Tuesday, November 30, 2010

Rain and Trucks

My two least favorite things on a road trip are rain and the eighteen wheelers which splash mist into the air making it very hard to see even cars that are well lighted. This is how we spent the major portion of today's trek through North Carolina, South Carolina, and Georgia (From Statesville, NC to Brunswick, GA).

We got an early start and were very optimistic. We thought it would be an easy travel day - we had planned for an early stop in Brunswick to rest up from yesterday's trek.

Right away we ran into rush hour around Statesville. It was stop and go for 15 for 20 minutes - bumper to bumper, complicated by heavy rain and more trucks than you can shake a stick at. There was a parade of red tail lights as far as the eye could see ahead of us - a little disconcerting!

After we cleared that mess, the weather let up some, and then it rained off and on for the rest of the trip. The trucks didn't let up though. Trying to share the road with the big truckers makes you a big fan of sending freight by rail.

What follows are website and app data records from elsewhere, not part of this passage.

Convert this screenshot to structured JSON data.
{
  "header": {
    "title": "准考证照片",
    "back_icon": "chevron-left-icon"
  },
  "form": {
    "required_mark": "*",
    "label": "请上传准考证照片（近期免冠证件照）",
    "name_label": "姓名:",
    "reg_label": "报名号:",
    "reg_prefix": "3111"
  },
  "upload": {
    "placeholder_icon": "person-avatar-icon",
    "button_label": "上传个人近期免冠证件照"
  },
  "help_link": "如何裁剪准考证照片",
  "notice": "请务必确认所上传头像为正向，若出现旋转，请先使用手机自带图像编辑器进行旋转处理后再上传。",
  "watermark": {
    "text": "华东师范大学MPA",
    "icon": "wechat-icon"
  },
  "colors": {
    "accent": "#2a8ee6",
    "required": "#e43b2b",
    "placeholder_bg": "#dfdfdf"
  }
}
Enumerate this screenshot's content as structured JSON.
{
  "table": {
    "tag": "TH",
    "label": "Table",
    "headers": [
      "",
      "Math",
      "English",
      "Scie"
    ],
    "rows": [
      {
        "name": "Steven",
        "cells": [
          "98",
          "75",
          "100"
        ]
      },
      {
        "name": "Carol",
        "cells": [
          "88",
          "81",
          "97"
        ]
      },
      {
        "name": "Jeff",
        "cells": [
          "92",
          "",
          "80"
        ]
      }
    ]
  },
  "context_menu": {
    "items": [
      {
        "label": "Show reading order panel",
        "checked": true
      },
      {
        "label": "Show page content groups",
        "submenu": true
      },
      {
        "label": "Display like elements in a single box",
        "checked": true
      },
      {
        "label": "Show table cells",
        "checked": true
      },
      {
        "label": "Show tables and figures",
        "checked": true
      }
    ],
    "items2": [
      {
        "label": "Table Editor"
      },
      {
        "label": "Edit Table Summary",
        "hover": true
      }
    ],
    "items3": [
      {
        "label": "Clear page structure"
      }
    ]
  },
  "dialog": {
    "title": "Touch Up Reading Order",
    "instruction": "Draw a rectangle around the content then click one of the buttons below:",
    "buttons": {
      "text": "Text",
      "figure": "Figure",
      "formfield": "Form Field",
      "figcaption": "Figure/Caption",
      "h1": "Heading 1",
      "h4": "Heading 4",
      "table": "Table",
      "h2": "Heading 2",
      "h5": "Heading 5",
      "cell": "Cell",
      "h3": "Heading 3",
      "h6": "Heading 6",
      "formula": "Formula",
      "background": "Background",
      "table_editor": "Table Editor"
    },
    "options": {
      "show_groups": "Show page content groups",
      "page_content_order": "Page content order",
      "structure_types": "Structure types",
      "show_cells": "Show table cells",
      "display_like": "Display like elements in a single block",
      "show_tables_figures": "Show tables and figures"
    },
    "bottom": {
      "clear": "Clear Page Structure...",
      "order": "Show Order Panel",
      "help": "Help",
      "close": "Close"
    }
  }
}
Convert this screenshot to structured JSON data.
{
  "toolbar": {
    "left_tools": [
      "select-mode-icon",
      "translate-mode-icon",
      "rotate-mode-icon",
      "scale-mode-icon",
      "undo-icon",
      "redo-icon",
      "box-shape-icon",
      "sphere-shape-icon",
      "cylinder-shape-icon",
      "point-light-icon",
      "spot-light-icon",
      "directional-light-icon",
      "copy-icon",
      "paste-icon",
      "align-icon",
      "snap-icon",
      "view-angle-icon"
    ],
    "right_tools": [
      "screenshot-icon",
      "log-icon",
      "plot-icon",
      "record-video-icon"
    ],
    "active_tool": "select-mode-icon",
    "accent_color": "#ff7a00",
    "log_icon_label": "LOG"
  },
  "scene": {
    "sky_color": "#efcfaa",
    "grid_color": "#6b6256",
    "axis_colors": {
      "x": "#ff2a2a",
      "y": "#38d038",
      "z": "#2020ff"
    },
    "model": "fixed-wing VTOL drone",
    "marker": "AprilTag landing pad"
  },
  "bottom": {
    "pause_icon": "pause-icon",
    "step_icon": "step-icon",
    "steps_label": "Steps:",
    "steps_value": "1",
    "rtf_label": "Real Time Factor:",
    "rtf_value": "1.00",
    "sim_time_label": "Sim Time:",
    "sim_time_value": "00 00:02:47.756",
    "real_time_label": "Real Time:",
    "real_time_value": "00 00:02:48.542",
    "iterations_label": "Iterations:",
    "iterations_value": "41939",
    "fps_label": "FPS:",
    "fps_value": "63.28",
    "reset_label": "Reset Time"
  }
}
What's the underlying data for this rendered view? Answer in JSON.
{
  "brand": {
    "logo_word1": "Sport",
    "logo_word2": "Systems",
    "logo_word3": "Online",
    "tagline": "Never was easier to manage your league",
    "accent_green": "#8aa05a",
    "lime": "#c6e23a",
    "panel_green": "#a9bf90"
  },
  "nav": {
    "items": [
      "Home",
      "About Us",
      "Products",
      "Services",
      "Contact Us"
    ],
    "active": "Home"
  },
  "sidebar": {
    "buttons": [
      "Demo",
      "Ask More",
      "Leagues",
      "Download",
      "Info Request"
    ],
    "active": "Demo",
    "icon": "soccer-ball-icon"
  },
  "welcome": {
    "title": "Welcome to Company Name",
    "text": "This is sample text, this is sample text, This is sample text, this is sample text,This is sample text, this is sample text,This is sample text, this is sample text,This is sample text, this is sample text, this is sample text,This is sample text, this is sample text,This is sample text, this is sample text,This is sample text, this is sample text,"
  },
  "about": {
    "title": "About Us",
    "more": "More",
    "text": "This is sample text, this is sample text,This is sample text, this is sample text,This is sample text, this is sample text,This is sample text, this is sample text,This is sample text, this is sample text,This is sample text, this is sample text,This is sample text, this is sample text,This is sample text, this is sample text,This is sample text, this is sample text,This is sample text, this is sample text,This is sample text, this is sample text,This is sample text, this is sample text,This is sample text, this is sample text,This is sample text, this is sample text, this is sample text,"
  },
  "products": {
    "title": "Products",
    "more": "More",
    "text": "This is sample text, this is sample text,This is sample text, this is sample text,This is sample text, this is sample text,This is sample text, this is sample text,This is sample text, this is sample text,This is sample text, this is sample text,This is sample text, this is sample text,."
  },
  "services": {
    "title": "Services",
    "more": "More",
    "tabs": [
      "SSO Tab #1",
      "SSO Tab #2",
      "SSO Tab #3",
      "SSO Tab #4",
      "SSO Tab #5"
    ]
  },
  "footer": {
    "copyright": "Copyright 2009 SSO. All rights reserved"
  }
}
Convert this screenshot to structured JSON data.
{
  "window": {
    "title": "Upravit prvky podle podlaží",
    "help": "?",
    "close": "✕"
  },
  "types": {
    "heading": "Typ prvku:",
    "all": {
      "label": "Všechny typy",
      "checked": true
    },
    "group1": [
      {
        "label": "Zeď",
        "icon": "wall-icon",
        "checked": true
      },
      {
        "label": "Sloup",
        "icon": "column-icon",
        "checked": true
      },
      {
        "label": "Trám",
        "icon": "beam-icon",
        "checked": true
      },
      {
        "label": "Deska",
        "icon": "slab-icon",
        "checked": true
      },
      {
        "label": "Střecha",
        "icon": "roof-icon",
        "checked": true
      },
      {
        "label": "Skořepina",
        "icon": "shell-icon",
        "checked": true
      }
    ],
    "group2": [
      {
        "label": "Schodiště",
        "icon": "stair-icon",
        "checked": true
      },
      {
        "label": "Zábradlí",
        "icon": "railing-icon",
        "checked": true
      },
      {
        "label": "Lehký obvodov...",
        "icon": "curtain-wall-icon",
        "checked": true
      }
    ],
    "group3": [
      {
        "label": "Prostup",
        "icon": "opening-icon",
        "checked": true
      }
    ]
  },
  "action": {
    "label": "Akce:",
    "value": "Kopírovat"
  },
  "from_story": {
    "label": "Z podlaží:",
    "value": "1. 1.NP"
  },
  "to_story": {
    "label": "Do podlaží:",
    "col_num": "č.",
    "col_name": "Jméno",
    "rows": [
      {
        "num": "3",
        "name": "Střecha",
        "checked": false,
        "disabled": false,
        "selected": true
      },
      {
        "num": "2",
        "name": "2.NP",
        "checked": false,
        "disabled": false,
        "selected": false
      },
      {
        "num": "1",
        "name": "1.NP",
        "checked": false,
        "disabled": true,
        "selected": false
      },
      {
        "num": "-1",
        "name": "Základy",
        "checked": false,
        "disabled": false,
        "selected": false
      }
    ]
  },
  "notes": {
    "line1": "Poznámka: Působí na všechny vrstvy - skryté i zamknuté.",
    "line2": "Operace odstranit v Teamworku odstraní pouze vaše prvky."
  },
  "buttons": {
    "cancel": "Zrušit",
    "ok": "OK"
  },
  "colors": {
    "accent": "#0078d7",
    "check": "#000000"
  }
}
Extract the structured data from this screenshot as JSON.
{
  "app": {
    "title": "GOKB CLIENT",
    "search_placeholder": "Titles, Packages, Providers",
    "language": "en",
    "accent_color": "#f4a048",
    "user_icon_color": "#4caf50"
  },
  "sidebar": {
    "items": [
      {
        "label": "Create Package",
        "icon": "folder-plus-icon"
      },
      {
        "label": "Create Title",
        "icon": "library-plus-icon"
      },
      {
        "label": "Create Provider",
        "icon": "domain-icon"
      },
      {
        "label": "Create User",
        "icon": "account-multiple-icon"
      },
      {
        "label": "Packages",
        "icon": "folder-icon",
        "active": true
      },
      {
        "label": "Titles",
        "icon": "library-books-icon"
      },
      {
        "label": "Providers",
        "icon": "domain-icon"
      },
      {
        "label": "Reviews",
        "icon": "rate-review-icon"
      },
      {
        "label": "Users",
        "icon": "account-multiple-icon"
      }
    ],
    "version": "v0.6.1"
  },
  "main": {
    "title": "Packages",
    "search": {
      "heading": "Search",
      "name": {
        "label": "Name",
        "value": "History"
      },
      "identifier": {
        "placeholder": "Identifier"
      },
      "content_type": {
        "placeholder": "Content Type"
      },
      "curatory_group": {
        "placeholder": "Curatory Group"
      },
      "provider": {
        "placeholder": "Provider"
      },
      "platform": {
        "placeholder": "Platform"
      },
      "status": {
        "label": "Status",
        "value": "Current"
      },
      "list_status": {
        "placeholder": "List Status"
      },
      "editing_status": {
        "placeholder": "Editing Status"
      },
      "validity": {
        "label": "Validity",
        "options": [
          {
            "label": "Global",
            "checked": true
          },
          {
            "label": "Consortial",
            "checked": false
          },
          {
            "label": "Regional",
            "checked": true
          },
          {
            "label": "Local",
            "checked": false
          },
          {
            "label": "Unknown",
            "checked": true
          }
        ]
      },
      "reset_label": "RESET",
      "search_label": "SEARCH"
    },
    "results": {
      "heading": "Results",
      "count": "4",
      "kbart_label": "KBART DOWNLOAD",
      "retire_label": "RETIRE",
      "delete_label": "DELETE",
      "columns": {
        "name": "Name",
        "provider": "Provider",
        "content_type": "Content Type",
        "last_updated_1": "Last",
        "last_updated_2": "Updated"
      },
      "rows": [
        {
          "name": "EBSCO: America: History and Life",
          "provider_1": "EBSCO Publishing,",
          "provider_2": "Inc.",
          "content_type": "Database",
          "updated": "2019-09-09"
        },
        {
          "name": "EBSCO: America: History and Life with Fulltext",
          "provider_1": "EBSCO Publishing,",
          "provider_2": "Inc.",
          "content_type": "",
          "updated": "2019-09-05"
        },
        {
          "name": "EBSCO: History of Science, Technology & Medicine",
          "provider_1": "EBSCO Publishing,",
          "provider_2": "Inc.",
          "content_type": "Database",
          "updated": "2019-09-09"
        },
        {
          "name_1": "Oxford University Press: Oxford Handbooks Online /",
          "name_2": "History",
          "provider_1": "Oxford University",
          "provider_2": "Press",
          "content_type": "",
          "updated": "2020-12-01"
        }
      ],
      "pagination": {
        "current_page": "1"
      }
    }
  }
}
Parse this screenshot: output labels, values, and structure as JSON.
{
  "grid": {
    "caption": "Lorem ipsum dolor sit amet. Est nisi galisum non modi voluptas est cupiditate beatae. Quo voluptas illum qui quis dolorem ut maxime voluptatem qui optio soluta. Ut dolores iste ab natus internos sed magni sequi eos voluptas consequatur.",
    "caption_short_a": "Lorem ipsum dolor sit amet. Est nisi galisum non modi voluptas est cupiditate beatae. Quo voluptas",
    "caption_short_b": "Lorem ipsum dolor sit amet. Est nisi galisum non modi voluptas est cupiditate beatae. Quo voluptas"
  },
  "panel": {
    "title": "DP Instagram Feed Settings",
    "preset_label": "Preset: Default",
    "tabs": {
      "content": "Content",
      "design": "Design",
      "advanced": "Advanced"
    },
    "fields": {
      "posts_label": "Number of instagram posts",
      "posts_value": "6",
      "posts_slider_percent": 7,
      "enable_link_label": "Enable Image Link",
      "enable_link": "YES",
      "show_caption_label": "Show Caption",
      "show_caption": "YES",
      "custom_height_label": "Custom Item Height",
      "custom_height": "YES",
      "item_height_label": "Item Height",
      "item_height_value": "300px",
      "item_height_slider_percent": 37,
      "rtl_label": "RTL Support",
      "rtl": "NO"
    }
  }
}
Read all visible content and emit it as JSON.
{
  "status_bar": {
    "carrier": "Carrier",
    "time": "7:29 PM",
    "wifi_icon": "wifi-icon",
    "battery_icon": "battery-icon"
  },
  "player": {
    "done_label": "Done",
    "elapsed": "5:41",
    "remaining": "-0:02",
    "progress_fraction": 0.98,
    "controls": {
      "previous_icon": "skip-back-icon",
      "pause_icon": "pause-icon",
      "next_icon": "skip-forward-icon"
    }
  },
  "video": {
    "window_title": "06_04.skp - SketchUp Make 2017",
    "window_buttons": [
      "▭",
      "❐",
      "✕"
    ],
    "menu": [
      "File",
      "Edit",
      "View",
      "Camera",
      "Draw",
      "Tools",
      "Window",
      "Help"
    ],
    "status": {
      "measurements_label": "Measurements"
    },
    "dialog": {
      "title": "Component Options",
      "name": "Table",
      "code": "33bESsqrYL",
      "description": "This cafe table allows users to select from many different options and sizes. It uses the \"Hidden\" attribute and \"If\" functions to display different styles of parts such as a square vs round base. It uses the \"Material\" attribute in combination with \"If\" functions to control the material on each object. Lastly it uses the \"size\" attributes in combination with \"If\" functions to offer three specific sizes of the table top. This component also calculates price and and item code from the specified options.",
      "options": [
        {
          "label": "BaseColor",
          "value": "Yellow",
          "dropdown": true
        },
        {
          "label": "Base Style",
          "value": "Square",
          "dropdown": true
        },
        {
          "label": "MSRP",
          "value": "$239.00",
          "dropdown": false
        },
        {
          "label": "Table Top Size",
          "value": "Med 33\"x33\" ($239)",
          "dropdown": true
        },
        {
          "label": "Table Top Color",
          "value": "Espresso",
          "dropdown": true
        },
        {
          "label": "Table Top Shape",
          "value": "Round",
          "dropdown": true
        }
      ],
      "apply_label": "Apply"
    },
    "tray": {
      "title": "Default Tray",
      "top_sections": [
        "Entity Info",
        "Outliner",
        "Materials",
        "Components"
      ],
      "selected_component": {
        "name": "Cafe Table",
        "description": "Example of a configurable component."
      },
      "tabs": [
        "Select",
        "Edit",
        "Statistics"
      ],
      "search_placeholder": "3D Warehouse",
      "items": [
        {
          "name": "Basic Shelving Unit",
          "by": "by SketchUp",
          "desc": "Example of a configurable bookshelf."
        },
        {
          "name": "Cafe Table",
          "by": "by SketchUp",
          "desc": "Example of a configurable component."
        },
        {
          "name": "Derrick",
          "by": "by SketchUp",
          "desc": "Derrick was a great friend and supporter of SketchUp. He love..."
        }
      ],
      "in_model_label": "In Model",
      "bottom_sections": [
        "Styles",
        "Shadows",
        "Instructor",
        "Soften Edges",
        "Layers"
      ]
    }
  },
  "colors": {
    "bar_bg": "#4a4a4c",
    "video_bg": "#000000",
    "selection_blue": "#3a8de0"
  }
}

In South Carolina we saw two bizarre incidents along the highway. In the first case, a police car was checking out a wrecked new model car on an exit ramp. The front of the car was badly smashed in and it was just sitting there - no indication of ambulance, wrecker, etc.

The second event was even more unnerving - the car was on the right shoulder of the freeway, headed right at us on an upward curve to the left. There wasn't a lot of shoulder because of the guardrail along the curve. A man appeared to be getting out of the car - almost as though this had just happened. It appeared that the car went out of control on the curve, hit the guardrail, was smashed in the front, and was turned around backwards. At 70 mph it's hard to take it all in, but it was definitely interesting to say the least. Again, no evidence of wrecker. Bizarre.

After we rested, we drove around Brunswick to see what we could see. There's a huge bridge to Jekyll Island. We found a middle school with some event going on - cars were parked everywhere - the lot was full and so were the surrounding streets. We had no idea what the attraction was.

Drove down streets of really nice, big homes reminiscent of 6th Street, and other streets that were woe-begone and God forsaken. I noticed that the residents, black, white and in-between all like to sit on the porch in the evening.

Back to the motel and over to Sonny's Real Pit Bar-B-Q for dinner. Luscious ribs - comfortable family atmosphere - it was a pleasure to be there.

The accent in Georgia sounds to be the typical southern stereotypical accent. At Sonny's I heard a man ordering - "I'll have this here...that there." Huh?